EXERCISE OBJECTIVE →
Among the entries that follow, find every line with the word "Management" and list it.

INPUT MATERIAL →
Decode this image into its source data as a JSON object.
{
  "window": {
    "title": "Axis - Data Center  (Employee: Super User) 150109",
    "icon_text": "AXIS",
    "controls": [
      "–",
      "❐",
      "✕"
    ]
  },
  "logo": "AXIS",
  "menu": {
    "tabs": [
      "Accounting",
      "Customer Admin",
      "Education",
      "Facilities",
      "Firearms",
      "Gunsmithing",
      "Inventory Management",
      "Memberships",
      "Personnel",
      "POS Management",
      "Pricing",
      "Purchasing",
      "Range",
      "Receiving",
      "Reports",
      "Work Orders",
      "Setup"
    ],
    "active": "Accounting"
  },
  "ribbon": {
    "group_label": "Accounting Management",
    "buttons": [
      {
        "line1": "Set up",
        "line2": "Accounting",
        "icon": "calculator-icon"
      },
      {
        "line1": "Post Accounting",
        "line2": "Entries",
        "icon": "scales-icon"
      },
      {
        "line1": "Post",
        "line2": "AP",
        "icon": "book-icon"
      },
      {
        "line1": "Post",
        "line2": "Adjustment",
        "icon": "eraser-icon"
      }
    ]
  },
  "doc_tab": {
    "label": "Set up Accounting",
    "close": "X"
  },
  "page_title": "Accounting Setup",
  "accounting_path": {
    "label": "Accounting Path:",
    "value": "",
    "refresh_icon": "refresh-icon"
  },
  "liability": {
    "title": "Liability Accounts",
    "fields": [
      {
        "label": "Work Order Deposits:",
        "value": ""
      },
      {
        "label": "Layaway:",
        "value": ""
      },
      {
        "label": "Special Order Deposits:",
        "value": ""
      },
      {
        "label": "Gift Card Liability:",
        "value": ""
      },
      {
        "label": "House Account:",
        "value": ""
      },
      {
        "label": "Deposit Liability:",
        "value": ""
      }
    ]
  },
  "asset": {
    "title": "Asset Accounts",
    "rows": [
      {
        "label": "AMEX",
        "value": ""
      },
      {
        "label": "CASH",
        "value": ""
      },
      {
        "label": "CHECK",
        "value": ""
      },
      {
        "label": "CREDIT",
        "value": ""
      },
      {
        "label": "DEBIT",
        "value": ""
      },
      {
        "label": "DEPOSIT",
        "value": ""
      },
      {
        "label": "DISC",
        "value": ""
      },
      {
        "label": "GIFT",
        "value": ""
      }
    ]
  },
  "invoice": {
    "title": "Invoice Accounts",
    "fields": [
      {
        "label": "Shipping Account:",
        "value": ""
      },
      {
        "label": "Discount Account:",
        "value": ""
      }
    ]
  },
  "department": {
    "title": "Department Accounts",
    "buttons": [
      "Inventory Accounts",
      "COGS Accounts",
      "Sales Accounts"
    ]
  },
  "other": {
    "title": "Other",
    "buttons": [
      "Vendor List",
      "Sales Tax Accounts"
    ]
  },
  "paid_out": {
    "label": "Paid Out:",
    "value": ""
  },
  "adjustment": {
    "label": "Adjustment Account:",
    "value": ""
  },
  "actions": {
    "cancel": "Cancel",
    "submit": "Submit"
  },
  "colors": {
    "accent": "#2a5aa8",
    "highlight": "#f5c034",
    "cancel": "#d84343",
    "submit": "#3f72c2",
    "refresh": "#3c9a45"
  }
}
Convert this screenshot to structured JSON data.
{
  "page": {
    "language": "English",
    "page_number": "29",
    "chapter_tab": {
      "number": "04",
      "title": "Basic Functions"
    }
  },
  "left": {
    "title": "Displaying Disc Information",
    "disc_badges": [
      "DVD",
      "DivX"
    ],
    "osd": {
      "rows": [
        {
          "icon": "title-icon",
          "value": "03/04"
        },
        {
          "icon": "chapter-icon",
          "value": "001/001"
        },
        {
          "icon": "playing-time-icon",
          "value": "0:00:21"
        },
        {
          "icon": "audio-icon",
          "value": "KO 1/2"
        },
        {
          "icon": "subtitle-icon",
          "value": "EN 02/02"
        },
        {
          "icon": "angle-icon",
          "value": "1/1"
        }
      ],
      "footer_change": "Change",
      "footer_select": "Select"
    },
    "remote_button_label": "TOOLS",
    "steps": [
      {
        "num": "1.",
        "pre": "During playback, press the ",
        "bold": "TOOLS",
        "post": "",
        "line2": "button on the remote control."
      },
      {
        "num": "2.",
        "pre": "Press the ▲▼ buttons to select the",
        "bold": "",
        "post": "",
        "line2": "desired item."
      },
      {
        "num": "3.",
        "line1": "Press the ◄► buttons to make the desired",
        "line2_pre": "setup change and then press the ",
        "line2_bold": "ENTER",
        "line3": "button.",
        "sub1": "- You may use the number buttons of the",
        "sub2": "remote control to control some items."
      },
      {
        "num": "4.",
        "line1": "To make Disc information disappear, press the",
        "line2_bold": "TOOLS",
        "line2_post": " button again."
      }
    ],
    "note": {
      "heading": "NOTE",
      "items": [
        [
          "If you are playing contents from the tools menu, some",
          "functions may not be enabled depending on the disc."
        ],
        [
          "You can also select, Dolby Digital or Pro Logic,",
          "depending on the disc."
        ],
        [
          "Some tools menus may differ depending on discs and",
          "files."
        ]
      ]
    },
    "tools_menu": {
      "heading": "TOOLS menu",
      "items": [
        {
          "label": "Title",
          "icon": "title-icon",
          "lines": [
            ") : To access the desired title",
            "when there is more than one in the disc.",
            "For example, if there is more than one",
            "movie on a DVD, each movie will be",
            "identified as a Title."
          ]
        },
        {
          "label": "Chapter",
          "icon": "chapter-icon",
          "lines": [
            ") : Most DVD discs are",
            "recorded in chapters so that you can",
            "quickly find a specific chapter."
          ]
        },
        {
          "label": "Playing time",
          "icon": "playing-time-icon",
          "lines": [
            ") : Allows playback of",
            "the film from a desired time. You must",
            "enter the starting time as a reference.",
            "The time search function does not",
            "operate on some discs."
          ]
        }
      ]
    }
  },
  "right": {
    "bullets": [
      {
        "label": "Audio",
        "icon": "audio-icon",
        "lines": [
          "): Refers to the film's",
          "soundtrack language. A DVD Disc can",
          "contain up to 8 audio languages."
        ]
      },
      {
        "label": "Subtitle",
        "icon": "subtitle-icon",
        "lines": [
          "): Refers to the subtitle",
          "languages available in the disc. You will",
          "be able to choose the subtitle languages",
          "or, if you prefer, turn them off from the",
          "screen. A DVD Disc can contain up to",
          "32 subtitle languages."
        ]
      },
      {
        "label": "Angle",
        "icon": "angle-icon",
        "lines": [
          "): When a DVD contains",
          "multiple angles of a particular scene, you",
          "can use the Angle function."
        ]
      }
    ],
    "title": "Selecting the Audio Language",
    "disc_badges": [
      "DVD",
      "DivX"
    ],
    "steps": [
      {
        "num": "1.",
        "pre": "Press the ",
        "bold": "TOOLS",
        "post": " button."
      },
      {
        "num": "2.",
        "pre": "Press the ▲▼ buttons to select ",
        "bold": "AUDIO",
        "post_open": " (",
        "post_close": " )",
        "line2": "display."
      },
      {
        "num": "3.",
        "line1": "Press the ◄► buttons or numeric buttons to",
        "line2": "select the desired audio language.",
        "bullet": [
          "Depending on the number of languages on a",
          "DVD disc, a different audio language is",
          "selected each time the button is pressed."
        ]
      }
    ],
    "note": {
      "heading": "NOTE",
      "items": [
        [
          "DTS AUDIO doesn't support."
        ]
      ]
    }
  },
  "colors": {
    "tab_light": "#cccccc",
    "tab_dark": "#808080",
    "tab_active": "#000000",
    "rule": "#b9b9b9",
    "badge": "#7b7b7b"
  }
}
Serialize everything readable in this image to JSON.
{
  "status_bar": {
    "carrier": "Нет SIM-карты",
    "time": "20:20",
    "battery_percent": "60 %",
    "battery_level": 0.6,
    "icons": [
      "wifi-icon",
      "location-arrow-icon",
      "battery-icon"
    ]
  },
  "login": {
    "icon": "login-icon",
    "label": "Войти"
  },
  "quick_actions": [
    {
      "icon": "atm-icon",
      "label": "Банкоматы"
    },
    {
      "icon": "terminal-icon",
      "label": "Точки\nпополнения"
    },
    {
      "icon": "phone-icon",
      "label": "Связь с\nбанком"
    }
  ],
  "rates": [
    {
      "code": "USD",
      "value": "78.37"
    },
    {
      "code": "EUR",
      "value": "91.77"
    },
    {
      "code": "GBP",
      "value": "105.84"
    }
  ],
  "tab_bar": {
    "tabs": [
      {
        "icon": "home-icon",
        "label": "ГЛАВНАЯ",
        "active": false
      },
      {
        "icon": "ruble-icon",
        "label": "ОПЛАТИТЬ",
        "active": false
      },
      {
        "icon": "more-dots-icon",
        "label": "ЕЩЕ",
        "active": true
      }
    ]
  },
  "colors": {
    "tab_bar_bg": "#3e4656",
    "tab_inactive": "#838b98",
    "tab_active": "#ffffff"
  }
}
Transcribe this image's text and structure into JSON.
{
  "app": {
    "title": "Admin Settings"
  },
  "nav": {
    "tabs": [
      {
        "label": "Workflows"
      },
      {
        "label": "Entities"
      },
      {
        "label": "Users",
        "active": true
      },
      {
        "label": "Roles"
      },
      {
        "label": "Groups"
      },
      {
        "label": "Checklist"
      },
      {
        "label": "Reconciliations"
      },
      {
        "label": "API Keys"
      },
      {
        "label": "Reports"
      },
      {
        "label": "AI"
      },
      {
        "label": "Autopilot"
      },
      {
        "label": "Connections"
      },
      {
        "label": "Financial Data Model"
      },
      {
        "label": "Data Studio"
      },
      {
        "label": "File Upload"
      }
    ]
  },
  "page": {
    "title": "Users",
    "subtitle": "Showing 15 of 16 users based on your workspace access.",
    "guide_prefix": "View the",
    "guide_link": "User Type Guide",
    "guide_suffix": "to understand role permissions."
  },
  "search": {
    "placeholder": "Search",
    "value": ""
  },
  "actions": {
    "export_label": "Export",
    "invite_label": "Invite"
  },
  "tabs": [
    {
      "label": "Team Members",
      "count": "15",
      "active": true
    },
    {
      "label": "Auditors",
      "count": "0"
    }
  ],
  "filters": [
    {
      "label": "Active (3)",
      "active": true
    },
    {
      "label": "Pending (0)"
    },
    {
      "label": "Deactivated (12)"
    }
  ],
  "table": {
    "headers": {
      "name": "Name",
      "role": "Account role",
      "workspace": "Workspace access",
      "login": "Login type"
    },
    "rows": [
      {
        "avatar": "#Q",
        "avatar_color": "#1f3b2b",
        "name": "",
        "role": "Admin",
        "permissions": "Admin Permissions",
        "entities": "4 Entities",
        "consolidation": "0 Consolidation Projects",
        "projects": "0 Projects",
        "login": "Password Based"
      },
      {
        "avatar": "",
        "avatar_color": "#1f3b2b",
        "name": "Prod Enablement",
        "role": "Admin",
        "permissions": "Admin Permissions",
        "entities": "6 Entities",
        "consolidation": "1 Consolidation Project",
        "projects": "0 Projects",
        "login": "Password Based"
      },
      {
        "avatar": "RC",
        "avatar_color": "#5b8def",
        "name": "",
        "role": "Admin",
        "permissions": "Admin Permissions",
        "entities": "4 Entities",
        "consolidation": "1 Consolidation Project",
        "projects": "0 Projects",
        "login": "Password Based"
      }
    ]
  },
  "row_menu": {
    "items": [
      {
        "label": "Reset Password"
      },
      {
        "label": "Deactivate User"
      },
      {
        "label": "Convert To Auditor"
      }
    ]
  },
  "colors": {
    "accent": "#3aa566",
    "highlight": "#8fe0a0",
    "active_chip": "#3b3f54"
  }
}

ANSWER BELOW →
      "Inventory Management",
      "POS Management",
    "group_label": "Accounting Management",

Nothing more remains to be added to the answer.